The Arkansas Medical Marijuana Commission today officially awarded cultivation permits to the five companies that had finished at the top of initial grading of the applications. This is not likely the end of it.

The permits went to:


Natural State Medicinals Cultivation
Bold Team, LLC
Natural State Wellness Enterprises
Osage Creek Cultivation
Delta Medical Cannabis Company, Inc.

To recap: These companies scored at the top among dozens in a grading process that has since come under heavy criticism for irregularities in scoring, an appearance of a conflict of interest on the part of some commissioners, copying of applications and other shortcomings.


A lawsuit led to a ruling by Circuit Judge Wendell Griffen that the scoring should be set aside. Then the Supreme Court overruled Griffen, in part because it said the permits hadn’t officially been awarded. The Supreme Court also announced it had received an allegation of attempted bribery of a commissioner.

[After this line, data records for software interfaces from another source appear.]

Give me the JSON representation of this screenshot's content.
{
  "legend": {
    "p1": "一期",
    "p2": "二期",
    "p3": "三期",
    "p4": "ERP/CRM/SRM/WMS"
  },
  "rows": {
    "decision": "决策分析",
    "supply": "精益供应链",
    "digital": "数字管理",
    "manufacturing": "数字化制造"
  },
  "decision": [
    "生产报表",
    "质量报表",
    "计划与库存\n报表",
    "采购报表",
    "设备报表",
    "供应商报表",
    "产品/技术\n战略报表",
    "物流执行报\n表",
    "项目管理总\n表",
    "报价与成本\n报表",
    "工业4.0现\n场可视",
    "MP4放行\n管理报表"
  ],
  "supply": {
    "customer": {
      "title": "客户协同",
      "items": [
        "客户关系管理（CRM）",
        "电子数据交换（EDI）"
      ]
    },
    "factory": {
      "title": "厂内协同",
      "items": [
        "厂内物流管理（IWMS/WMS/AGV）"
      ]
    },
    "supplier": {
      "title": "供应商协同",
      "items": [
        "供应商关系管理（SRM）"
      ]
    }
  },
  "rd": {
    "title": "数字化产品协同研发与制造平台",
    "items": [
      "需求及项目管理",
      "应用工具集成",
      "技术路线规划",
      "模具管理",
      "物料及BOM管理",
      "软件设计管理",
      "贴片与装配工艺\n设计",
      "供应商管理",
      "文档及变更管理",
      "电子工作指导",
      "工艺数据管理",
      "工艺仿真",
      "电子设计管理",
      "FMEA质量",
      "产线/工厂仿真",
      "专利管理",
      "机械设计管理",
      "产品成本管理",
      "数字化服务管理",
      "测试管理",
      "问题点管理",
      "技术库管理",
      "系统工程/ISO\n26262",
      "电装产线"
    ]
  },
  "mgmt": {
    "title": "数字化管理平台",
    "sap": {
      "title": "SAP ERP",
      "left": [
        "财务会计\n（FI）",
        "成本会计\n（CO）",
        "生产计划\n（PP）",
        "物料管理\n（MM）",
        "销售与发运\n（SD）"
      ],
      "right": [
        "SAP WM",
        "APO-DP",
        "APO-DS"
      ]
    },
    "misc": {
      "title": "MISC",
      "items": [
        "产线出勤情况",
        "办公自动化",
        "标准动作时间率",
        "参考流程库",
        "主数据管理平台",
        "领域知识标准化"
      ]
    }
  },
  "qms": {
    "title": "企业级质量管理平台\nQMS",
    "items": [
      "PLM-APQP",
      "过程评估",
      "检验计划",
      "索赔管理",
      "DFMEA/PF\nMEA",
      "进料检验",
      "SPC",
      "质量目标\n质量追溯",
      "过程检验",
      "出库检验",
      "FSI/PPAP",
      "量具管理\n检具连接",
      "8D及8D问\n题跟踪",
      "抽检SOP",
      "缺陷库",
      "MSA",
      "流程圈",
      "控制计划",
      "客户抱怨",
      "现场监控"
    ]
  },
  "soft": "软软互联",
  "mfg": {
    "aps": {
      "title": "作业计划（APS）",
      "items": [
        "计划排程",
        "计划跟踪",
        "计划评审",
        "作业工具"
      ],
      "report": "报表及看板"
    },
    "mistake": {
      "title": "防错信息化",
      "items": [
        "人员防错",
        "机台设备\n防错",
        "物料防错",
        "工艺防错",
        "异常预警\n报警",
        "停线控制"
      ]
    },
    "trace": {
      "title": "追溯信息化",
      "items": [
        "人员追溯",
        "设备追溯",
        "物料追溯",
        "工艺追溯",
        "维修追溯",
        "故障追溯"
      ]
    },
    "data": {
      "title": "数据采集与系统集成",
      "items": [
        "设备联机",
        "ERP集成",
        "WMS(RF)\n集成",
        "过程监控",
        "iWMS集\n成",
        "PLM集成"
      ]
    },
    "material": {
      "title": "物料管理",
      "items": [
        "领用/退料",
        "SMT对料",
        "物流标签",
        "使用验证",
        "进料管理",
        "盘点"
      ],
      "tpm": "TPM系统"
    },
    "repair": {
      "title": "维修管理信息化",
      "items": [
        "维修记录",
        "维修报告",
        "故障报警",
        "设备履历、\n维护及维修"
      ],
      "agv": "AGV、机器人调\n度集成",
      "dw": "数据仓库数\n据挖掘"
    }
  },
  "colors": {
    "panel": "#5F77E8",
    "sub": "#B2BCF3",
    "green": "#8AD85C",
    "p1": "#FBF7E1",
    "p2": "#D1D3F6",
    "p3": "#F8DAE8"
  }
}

The various problems led to some to call for a rescoring of applications. That won’t happen. The Commission is sticking by its guns. Now applicants can challenge an individual or all the permit awards in new lawsuits. The winners, with permits in hand, now can claim some property right to holding onto the permits.


Presumably, SOMEBODY — state or federal — is looking into the allegation of bribery.

Yet the state commission decided to forge ahead once the mandate on the Supreme Court decision was received. Not necessarily a good look. Meanwhile, it is mulling whether to seek some outside advice on the award of eight dispensary permits.

There was no meeting. I’ve asked how this could move forward WITHOUT a meeting. Instead, just this release.
Dustin McDaniel, attorney for one of the applicants, offered this explanation for award of permits without a meeting:

All rules and conditions were satisfied. No meeting was required

UPDATE: State spokesman Scott Hardin said:


“The licenses were issued today but there was no requirement that the Commission meet to issue the licenses. While there was a meeting scheduled on March 14 to formally issue them, this wasn’t required. With each company having paid the licensing fee and posted the performance bond, the rules state they will be awarded a license. Letters of protest and complaints, under the rules, are now turned over to ABC Enforcement, with the ability to investigate (as a full law enforcement agency) and revoke a license (in coordination with ABC Board) if warranted.”

He added later to my question about need for meeting:

“Issuing the licenses is an administrative procedure (completed by ABC staff) following the companies paying the licensing fee and posting the performance bond. There is no requirement in the rules that a meeting be held or the Commissioners sign a certain document. At the March 14 meeting, licenses were going to be handed to the top five but there was nothing required of Commissioners such as a motion, etc. It was just scheduled that they would be distributed at the meeting. Today’s issuance of the licenses is simply following the next step in the MMC rules. All letters of protest and complaints are now turned over to ABC Enforcement, a full law enforcement agency with the capability of revoking a license (in coordination with the ABC Board) if warranted. “

Why I think more is to come:

Note from Supreme Court decision:

It noted the denial of license to other applicants was not then ripe for appeal because they had not been issued denial letters. Presumably those letters will be issued Thursday. Presumably, they will then be able to sue. Again.